Global evidence, local adaptation (GELA): Enhancing evidence-informed guideline recommendations for newborn and young child health in three countries in sub-Saharan Africa
2University of Calabar Teaching Hospital, Nigeria
3Stellenbosch University, South Africa
4Stiftelsen MAGIC Evidence Ecosystem, Norway
5Norwegian Institute of Public Health, Norway
6Cochrane, United Kingdom
7South African Medical Research Council, South Africa
Background: Despite progress in the health of newborns and children, most countries in sub-Saharan Africa have not met the Sustainable Development Goals for under-five mortality. Consequences of COVID-19 are being felt on health systems and services, further hampering healthcare delivery to children alongside growing poverty, hunger and inequity. Clinical practice guidelines (CPGs) are needed to bridge the gap between research evidence and practice directly impacting patient care, health system funding and access to health services.
Objectives: The Global Evidence, Local Adaptation (GELA) project is working with ministries of health in South Africa, Nigeria and Malawi to maximise the impact of research through increasing decision-makers’ and researchers’ capacity to use global research to develop locally relevant CPGs for newborn and child health.
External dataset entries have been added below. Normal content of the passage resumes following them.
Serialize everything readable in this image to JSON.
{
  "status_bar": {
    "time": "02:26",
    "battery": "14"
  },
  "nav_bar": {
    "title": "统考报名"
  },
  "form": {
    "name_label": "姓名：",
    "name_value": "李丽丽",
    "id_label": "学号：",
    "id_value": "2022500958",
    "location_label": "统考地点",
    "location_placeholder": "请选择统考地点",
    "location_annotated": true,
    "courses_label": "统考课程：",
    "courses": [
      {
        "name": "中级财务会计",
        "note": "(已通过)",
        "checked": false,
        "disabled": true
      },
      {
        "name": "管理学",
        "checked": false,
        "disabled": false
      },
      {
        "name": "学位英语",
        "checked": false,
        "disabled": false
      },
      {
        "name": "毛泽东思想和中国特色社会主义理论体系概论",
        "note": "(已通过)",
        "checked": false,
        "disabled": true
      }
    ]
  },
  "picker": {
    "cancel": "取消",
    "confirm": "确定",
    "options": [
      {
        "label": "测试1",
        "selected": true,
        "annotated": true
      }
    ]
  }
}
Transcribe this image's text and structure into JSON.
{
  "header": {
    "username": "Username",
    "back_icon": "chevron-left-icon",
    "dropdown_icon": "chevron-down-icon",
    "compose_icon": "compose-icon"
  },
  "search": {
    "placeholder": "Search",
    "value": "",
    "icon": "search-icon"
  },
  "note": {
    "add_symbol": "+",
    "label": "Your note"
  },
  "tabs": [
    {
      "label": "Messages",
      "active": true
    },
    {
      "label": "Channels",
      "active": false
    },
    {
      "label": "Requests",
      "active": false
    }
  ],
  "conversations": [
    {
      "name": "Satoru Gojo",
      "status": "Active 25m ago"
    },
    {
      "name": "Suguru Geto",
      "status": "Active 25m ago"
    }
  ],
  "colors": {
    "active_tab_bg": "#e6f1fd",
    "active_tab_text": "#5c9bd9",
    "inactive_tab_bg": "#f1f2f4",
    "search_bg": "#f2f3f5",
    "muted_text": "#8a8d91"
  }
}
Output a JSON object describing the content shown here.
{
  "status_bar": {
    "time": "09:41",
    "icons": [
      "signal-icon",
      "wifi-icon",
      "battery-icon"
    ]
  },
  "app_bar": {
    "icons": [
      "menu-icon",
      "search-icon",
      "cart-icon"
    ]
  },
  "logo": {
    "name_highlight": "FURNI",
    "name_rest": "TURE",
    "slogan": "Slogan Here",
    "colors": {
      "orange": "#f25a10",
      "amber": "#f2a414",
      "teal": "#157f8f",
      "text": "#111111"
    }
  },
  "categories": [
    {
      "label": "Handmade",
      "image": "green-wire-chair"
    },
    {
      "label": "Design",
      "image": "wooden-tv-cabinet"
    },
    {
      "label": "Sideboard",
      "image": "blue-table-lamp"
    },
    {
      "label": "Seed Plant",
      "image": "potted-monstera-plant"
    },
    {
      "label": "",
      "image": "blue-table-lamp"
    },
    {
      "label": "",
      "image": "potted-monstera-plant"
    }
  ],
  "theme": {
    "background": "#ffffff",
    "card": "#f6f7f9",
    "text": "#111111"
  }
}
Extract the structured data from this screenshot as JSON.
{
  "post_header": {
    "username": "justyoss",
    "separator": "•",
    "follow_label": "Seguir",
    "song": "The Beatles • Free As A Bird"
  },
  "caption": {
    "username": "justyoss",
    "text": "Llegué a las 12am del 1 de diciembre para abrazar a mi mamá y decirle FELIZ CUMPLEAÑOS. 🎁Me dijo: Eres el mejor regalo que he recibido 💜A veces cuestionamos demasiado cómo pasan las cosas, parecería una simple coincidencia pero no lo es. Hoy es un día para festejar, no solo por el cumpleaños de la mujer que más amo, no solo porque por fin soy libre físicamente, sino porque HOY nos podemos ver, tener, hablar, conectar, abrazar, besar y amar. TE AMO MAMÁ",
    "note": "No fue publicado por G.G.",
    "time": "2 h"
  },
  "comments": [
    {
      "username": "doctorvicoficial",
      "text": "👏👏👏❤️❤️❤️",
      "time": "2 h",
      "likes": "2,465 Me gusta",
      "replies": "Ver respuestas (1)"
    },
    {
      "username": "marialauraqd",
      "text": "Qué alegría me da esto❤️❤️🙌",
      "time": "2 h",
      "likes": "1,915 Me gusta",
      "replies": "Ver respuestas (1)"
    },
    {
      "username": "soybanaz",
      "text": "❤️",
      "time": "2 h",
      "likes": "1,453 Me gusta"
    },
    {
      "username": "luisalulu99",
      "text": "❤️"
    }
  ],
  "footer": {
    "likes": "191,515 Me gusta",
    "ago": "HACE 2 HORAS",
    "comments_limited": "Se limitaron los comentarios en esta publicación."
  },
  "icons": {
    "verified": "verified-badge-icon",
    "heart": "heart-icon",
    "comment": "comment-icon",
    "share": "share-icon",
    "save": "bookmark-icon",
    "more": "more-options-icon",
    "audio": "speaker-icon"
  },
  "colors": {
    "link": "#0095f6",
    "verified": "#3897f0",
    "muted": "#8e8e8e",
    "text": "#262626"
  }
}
Methods: From 2023 to 2025, we are implementing a multi-faceted, multidisciplinary research and capacity strengthening programme, adaptation methodology and digital platforms to support authoring delivery for contextually rich CPGs. This is delivered through partnerships with national CPG groups, including policy makers, epidemiologists and civil society representatives.
Results: A 3-year project was successfully initiated in all countries. Steering Group members and Guideline Development Panelists were identified and are participating in various project-related activities. Recently, the teams completed a landscape analysis of CPGs in newborn and child health and concluded the priority-setting process identifying three topics for new CPGs for newborn and child health per country. Monitoring and evaluation activities are using a variety of approaches including integrated knowledge translation, observation of CPG groups and evaluation of capacity needs for decision-makers.
Conclusions: Overall, the project is on course to achieve its targets with priority topics identified and CPG groups being convened. Our success is enabled through a project team of African and international leaders in the field of evidence-based healthcare and CPG methods who have partnered with national ministries in Malawi, Nigeria and South Africa, the World Health Organization headquarters (WHO HQ) and the Afro regional office and civil society groups. Ongoing evaluation will help us learn which aspects work well to reduce waste and save resources for our settings and may be scalable to other countries like ours.
Patient, public and/or healthcare consumer involvement: Yes.